Another current CCRB activity includes the Group Exercise Instructor (GEI) Certification committee working through the NCCA accreditation requirements. The process for achieving accreditation is labor intensive on the part of ACSM’s national office. Details of the delineation study, job task analysis and examination specifications, blueprint, and items need to be reported in specifics for NCCA to review and comment on, and it is anticipated that they will accept and approve the GEI credential. Once this hurdle is accomplished, all five ACSM credentials will be NCCA accredited.

The importance for this is paramount for ACSM certifications to remain competitive in the health and fitness as well as clinical exercise professions. Often, employers demand their certified professions hold a professional NCCA-accredited certification as a condition for employment. For more information regarding NCCA standards and practices as well as a current listing of all professional certifications currently accredited, please visit the ICE/NCCA Web site at http://www.credentialingexcellence.org/ncca.

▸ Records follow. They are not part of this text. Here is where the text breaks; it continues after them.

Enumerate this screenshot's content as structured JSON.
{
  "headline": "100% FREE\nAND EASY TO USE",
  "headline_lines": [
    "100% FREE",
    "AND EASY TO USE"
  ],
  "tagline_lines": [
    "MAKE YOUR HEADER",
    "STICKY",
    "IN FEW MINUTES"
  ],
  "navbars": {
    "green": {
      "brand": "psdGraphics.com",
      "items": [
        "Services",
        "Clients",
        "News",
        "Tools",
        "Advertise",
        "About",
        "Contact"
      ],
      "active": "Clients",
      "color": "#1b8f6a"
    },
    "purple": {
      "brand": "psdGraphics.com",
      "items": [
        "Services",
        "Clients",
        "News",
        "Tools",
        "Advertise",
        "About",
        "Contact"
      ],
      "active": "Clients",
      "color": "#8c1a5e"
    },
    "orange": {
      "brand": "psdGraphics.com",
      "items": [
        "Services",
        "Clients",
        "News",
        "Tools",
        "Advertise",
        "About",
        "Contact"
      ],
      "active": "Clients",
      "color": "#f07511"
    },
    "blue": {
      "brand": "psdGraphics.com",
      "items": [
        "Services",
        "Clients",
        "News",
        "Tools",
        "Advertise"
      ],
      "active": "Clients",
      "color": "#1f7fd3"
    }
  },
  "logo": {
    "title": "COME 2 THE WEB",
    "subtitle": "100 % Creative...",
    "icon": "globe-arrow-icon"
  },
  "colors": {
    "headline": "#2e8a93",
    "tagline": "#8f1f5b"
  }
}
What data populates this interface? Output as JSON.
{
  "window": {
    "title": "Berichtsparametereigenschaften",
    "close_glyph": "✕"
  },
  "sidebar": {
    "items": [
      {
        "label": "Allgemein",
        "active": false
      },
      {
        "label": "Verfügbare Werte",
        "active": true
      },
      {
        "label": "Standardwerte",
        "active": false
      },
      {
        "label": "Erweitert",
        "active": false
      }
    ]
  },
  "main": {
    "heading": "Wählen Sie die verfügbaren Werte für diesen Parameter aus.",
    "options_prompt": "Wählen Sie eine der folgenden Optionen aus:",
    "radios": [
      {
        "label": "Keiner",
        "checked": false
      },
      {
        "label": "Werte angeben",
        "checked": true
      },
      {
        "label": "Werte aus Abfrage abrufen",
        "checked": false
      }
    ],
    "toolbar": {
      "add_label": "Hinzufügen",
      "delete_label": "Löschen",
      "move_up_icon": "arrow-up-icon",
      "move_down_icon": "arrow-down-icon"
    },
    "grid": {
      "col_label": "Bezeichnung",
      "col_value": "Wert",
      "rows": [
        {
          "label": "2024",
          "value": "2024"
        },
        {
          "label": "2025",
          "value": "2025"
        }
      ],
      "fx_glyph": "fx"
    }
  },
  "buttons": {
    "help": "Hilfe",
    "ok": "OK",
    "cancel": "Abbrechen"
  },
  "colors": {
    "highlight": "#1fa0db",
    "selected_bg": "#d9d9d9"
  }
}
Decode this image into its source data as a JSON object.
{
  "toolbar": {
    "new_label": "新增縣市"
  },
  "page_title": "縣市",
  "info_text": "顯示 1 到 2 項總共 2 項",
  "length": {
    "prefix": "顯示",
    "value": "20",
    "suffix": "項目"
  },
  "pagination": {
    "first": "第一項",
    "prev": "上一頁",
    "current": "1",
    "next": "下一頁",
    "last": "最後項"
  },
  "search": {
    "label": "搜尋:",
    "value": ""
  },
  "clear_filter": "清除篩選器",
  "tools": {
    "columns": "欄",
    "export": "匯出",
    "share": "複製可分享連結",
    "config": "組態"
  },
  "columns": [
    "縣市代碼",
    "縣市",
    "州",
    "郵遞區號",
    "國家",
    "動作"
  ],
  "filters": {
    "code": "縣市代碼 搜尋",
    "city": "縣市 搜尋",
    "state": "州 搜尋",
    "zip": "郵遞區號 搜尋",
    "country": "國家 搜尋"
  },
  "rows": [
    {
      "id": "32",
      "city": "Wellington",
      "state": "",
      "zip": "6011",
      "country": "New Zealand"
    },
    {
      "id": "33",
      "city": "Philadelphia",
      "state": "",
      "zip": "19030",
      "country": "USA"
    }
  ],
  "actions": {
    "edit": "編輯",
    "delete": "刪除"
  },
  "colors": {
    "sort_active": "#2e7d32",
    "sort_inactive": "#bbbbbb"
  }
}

On another note, the personal trainer certification committee recently has been reviewing its scope of practice and job task analysis as concerns have been raised regarding some certified personal trainers providing nutritional and medical advice that is beyond their scope of practice. Inappropriately crossing the line into a regulated and licensed profession is a serious event, and the committee wants to make sure all of its certified professionals have a clear understanding of his or her scope of practice and the potential consequences related to crossing the line into the scope of another profession.

© 2015 American College of Sports Medicine.